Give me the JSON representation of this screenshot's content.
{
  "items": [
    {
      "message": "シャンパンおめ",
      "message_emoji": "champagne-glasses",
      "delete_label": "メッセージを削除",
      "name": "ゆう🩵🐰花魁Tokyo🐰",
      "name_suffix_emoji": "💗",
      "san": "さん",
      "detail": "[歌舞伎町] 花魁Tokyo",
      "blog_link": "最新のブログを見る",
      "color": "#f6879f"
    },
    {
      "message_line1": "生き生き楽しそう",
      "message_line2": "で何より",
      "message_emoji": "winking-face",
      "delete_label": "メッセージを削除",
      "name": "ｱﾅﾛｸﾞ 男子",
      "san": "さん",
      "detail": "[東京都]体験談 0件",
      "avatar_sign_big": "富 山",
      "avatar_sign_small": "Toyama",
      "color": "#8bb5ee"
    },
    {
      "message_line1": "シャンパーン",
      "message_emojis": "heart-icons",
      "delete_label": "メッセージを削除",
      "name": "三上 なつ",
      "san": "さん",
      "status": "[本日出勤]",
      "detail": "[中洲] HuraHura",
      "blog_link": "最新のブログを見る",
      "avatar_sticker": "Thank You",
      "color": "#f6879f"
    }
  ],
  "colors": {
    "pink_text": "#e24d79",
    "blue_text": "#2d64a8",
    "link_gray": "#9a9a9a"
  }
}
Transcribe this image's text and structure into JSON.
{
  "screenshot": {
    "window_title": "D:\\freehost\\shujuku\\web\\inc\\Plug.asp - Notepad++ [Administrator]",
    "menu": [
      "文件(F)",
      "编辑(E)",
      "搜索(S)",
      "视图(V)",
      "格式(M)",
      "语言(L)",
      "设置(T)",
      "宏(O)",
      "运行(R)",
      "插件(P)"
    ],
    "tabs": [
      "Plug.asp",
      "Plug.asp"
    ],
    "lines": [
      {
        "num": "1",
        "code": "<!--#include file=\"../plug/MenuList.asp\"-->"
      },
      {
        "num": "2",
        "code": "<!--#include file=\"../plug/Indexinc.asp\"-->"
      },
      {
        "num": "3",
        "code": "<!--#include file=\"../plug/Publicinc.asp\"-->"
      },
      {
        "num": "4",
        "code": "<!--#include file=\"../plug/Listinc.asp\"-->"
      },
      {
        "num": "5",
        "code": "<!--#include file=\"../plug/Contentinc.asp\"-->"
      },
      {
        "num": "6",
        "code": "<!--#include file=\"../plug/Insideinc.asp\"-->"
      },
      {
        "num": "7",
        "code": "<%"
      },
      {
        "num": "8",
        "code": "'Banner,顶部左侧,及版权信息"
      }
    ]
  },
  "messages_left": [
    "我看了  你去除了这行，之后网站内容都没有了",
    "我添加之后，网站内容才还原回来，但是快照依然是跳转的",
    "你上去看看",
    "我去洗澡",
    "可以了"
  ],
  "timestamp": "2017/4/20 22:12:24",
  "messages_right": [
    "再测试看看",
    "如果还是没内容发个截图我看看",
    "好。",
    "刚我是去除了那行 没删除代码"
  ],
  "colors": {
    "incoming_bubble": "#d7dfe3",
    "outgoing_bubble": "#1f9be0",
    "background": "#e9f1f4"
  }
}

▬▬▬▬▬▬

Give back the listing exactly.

Give me the JSON representation of this screenshot's content.
{
  "items": [
    {
      "message": "シャンパンおめ",
      "message_emoji": "champagne-glasses",
      "delete_label": "メッセージを削除",
      "name": "ゆう🩵🐰花魁Tokyo🐰",
      "name_suffix_emoji": "💗",
      "san": "さん",
      "detail": "[歌舞伎町] 花魁Tokyo",
      "blog_link": "最新のブログを見る",
      "color": "#f6879f"
    },
    {
      "message_line1": "生き生き楽しそう",
      "message_line2": "で何より",
      "message_emoji": "winking-face",
      "delete_label": "メッセージを削除",
      "name": "ｱﾅﾛｸﾞ 男子",
      "san": "さん",
      "detail": "[東京都]体験談 0件",
      "avatar_sign_big": "富 山",
      "avatar_sign_small": "Toyama",
      "color": "#8bb5ee"
    },
    {
      "message_line1": "シャンパーン",
      "message_emojis": "heart-icons",
      "delete_label": "メッセージを削除",
      "name": "三上 なつ",
      "san": "さん",
      "status": "[本日出勤]",
      "detail": "[中洲] HuraHura",
      "blog_link": "最新のブログを見る",
      "avatar_sticker": "Thank You",
      "color": "#f6879f"
    }
  ],
  "colors": {
    "pink_text": "#e24d79",
    "blue_text": "#2d64a8",
    "link_gray": "#9a9a9a"
  }
}
Transcribe this image's text and structure into JSON.
{
  "screenshot": {
    "window_title": "D:\\freehost\\shujuku\\web\\inc\\Plug.asp - Notepad++ [Administrator]",
    "menu": [
      "文件(F)",
      "编辑(E)",
      "搜索(S)",
      "视图(V)",
      "格式(M)",
      "语言(L)",
      "设置(T)",
      "宏(O)",
      "运行(R)",
      "插件(P)"
    ],
    "tabs": [
      "Plug.asp",
      "Plug.asp"
    ],
    "lines": [
      {
        "num": "1",
        "code": "<!--#include file=\"../plug/MenuList.asp\"-->"
      },
      {
        "num": "2",
        "code": "<!--#include file=\"../plug/Indexinc.asp\"-->"
      },
      {
        "num": "3",
        "code": "<!--#include file=\"../plug/Publicinc.asp\"-->"
      },
      {
        "num": "4",
        "code": "<!--#include file=\"../plug/Listinc.asp\"-->"
      },
      {
        "num": "5",
        "code": "<!--#include file=\"../plug/Contentinc.asp\"-->"
      },
      {
        "num": "6",
        "code": "<!--#include file=\"../plug/Insideinc.asp\"-->"
      },
      {
        "num": "7",
        "code": "<%"
      },
      {
        "num": "8",
        "code": "'Banner,顶部左侧,及版权信息"
      }
    ]
  },
  "messages_left": [
    "我看了  你去除了这行，之后网站内容都没有了",
    "我添加之后，网站内容才还原回来，但是快照依然是跳转的",
    "你上去看看",
    "我去洗澡",
    "可以了"
  ],
  "timestamp": "2017/4/20 22:12:24",
  "messages_right": [
    "再测试看看",
    "如果还是没内容发个截图我看看",
    "好。",
    "刚我是去除了那行 没删除代码"
  ],
  "colors": {
    "incoming_bubble": "#d7dfe3",
    "outgoing_bubble": "#1f9be0",
    "background": "#e9f1f4"
  }
}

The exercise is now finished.